Christmas calorie consumption and what you can do to burn it off. Between the custard-coated serves of plum pudding, the slow-roasted cuts of lamb and the occasional Christmas tipple with friends and family, it’s inevitable many of us will over-indulge in the naughty but oh-so-nice Christmas fare gracing our tables on December 25th.
Exercise & Sports Science Australia (ESSA) Chief Executive Officer Anita Hobson-Powell said the secret to keeping the kilos in check this Christmas was to eat in moderation and maintain a consistent exercise regime.
“With plenty of shopping, cooking and entertaining on the to-do list over the Christmas break, it’s easy to abandon your regular work-out,” Ms Hobson-Powell said.
“It’s important to keep in mind that it’s much easier to moderate eating and exercise habits over Christmas than it is to try and shift excess weight post-holiday season. If you’re going to indulge in that mince pie or pavlova, be sure to continue incorporating plenty of physical activity into your daily routine.”
Christmas calorie consumption: Fast facts
When piling our plates high on Christmas Day, it’s easy to forget just how many calories we’re consuming. Here’s a breakdown of just how many calories are in our favourite Christmas treats and what you can do to burn the excess energy:
- Roast lamb (approx. 100g) 201 calories
Walk the dog for one hour
- One mini mince pie (approx. 60g) 245 calories
Run for 22 minutes
- Slice of Christmas pudding (approx. 100g) 279 calories
Swim for 45 minutes
- One rum ball (approx. 20g) 80 calories
Perform 100 star jumps
- Single iced gingerbread man (approx. 35g) 144 calories
Skip for 13 minutes at moderate intensity
- Slice of pavlova, topped with whipped cream and fresh fruit (approx. 100g) — 292 calories
Take a one hour Pilates class
Top Tips to beat the Christmas bulge

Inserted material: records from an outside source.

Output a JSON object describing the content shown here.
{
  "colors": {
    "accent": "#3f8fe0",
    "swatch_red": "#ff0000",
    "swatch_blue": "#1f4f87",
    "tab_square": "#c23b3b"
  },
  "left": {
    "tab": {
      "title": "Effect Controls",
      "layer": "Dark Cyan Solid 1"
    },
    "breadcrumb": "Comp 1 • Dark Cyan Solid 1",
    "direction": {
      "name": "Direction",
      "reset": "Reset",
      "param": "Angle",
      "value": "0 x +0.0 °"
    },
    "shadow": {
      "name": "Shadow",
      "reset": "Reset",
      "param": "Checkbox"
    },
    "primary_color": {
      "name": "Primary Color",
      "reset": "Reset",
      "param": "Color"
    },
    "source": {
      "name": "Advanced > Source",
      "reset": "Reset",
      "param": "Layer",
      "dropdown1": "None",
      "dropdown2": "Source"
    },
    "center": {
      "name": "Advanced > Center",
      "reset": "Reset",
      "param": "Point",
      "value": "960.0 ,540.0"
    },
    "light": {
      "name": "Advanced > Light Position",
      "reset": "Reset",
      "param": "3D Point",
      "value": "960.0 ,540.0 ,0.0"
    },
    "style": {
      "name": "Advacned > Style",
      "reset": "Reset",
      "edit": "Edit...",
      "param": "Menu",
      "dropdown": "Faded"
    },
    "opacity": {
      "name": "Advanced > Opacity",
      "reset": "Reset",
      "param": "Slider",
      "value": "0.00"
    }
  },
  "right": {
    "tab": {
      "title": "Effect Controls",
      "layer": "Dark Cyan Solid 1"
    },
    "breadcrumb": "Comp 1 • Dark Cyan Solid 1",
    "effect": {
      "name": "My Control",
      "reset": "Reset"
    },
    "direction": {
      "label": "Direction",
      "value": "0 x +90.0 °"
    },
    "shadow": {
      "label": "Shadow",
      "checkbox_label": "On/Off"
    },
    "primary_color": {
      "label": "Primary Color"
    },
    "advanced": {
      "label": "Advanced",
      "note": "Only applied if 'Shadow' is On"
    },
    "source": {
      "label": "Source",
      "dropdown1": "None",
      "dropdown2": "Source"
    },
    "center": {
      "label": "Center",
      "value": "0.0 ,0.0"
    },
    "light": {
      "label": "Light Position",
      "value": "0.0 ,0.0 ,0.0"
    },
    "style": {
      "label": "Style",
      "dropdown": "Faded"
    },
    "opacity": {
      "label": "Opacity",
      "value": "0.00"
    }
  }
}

Ms Hobson-Powell shared the following top tips from ESSA to beat the Christmas bulge:
Pound the pavement
Rather than purchasing gifts online, hit the shops to find the perfect presents for your family and friends. You’ll not only tick items off your shopping list, but keep fit in the process. For some extra exercise, park a few blocks away from the shopping centre. The added bonus is that you’ll avoid all the Christmas traffic and won’t have to spend hours looking for a car park.
Give the gift of exercise
When selecting presents for your loved ones, why not consider gifts that get the family moving? Passes to your local rock climbing centre, a basketball hoop and ball for the kids or even a volleyball set for the park or pool offer hours of fun.
Dance the day away
In addition to the standard backyard cricket set, consider setting up a designated dance floor on Christmas day. This will not only get the family moving, but also add to the festive spirit.
Challenge everyone to bring a healthy dish to Christmas lunch that embraces the flavours of summer. Mangoes and pomegranates are some ingredients that taste great in salads and look great on your plate. Healthy and delicious can go hand-in-hand!
Design a Christmas quest
If you have children, add to the fun on Christmas morning by creating a treasure hunt. Hide a handful of presents around the backyard and watch them run! Where possible, place presents in the fork of a tree so children have to climb to reach it or at the top of a hill for them to run up. Better yet, encourage them to bounce their way across the trampoline to reach their gift!
For guidance regarding an exercise routine, visit www.essa.org.au to locate your local accredited exercise physiologist.